What you will do: Pull every line that includes the word "type" from the data.
Given entries section start
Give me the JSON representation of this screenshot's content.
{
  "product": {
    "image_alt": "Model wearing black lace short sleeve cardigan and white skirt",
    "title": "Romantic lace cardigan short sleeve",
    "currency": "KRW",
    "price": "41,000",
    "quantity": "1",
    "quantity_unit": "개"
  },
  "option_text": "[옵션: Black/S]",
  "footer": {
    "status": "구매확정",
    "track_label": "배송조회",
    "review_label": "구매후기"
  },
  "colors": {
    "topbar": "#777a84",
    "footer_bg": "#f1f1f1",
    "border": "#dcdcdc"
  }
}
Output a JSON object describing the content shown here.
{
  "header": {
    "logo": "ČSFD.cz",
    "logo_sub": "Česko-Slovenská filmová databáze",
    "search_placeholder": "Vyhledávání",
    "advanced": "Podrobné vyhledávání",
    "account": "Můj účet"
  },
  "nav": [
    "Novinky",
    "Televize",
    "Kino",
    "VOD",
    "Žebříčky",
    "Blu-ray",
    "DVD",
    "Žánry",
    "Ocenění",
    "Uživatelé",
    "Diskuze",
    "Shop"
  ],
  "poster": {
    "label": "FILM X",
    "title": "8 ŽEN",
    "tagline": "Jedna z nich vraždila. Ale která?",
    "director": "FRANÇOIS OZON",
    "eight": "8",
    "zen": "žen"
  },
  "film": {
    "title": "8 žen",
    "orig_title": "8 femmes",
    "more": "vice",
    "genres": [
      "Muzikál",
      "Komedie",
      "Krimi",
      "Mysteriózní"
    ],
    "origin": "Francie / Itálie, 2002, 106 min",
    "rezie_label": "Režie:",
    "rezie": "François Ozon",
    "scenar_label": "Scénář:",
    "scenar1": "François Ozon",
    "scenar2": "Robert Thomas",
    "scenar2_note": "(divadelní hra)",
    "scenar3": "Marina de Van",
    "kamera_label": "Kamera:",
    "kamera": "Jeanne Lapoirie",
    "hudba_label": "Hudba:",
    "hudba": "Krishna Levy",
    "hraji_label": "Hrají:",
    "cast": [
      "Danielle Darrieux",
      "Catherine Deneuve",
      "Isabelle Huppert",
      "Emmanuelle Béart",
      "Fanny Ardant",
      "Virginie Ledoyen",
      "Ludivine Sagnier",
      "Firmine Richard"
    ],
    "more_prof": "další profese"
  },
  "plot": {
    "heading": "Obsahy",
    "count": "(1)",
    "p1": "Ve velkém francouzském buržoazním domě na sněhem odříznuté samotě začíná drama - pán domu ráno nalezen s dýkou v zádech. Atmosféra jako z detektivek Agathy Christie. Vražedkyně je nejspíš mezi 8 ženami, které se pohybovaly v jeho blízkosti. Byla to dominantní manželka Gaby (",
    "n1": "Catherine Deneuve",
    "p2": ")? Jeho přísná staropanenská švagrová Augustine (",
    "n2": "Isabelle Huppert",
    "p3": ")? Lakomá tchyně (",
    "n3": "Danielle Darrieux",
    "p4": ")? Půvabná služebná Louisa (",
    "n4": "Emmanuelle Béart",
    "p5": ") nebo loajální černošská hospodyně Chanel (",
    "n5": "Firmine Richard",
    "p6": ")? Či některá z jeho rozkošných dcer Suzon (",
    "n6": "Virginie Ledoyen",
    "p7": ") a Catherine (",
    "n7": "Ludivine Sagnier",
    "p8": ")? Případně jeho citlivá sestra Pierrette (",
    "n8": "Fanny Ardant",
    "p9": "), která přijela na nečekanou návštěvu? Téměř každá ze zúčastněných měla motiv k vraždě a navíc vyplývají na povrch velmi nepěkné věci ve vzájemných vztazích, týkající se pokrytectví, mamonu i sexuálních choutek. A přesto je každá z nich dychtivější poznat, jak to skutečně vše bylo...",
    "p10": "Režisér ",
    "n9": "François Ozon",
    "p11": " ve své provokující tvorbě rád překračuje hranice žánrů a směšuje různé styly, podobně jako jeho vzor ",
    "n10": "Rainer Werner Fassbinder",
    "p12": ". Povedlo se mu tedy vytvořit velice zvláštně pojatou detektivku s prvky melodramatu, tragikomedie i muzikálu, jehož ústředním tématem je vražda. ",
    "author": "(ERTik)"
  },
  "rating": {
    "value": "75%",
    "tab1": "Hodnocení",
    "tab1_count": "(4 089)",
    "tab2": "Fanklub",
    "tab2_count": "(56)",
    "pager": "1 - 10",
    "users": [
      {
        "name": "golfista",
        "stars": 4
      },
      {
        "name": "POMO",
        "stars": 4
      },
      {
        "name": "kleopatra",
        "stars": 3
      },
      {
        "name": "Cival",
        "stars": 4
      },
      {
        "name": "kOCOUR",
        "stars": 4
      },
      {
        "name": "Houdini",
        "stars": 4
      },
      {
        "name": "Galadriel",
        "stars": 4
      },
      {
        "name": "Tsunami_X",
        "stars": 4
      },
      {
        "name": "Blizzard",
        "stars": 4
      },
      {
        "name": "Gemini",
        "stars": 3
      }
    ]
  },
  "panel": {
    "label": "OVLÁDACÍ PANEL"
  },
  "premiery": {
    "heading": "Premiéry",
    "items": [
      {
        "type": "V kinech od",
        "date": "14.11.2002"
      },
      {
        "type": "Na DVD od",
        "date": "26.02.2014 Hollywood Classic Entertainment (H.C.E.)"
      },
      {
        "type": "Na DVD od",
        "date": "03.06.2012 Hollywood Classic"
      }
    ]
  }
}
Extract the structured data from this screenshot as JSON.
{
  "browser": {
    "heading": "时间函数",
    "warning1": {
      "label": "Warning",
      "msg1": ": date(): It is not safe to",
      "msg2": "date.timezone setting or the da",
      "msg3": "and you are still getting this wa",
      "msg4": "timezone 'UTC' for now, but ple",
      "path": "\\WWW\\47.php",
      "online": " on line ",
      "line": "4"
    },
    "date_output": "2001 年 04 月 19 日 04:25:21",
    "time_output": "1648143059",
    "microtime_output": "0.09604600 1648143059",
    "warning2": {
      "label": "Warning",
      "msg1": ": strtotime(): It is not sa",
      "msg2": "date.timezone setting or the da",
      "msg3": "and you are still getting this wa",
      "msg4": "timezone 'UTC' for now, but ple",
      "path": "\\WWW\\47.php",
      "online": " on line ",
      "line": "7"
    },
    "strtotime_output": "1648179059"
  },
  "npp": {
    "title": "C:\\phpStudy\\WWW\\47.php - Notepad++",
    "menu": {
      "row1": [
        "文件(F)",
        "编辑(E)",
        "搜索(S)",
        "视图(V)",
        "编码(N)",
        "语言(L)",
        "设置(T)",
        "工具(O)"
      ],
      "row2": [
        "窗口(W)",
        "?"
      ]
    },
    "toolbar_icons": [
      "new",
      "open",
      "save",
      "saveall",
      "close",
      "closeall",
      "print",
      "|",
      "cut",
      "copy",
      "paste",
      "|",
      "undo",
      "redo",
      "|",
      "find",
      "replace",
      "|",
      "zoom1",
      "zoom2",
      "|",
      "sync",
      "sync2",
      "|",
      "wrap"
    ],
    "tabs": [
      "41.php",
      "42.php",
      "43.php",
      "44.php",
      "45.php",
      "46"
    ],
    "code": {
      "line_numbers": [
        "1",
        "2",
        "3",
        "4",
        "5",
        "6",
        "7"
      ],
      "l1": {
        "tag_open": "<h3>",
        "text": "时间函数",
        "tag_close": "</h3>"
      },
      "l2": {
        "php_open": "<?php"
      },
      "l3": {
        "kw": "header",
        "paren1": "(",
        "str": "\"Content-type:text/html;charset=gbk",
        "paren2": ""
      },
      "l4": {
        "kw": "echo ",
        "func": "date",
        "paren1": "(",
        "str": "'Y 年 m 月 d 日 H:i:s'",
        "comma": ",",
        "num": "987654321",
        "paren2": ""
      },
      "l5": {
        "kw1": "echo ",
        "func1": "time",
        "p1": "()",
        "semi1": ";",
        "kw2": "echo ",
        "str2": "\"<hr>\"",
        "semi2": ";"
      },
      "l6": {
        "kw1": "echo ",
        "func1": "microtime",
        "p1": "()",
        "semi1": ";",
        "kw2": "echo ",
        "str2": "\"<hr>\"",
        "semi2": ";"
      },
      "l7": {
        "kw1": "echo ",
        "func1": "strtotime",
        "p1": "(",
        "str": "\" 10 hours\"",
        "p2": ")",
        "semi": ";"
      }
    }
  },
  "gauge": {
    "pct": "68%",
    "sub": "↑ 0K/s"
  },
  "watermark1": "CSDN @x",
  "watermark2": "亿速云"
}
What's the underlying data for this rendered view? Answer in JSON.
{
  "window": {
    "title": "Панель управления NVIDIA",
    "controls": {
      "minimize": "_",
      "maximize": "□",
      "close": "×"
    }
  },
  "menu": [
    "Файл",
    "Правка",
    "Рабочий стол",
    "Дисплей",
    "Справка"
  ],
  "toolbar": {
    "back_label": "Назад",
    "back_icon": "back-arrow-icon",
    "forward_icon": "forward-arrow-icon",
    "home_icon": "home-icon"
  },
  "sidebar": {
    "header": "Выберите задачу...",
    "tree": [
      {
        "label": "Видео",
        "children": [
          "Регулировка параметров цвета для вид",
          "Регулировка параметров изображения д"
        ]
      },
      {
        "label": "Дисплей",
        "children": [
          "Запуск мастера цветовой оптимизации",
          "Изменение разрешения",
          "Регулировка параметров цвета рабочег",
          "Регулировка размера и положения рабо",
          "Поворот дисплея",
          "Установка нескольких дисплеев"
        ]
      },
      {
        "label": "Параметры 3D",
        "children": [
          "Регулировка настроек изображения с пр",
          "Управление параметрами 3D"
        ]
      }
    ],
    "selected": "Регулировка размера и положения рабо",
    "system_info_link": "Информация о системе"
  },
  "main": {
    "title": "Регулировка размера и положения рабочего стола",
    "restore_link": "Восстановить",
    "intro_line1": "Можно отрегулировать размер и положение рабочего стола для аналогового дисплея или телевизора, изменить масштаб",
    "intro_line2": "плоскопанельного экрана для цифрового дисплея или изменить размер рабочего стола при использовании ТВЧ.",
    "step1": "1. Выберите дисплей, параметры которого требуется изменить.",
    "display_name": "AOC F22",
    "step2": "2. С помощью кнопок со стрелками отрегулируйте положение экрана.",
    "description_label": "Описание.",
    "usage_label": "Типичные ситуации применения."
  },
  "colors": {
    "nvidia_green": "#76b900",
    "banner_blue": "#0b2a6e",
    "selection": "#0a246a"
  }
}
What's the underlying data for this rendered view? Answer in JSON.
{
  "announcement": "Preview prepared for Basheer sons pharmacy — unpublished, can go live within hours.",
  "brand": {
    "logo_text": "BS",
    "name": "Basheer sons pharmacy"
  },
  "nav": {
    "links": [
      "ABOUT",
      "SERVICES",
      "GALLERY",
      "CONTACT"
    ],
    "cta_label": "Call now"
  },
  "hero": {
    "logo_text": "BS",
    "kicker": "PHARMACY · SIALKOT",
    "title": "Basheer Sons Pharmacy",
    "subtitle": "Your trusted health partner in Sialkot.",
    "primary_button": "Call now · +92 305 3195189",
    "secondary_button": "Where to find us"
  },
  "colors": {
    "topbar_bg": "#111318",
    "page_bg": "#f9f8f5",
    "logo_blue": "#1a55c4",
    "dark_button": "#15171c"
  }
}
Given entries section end
Answer section:
        "type": "V kinech od",
        "type": "Na DVD od",
        "type": "Na DVD od",
        "str": "\"Content-type:text/html;charset=gbk",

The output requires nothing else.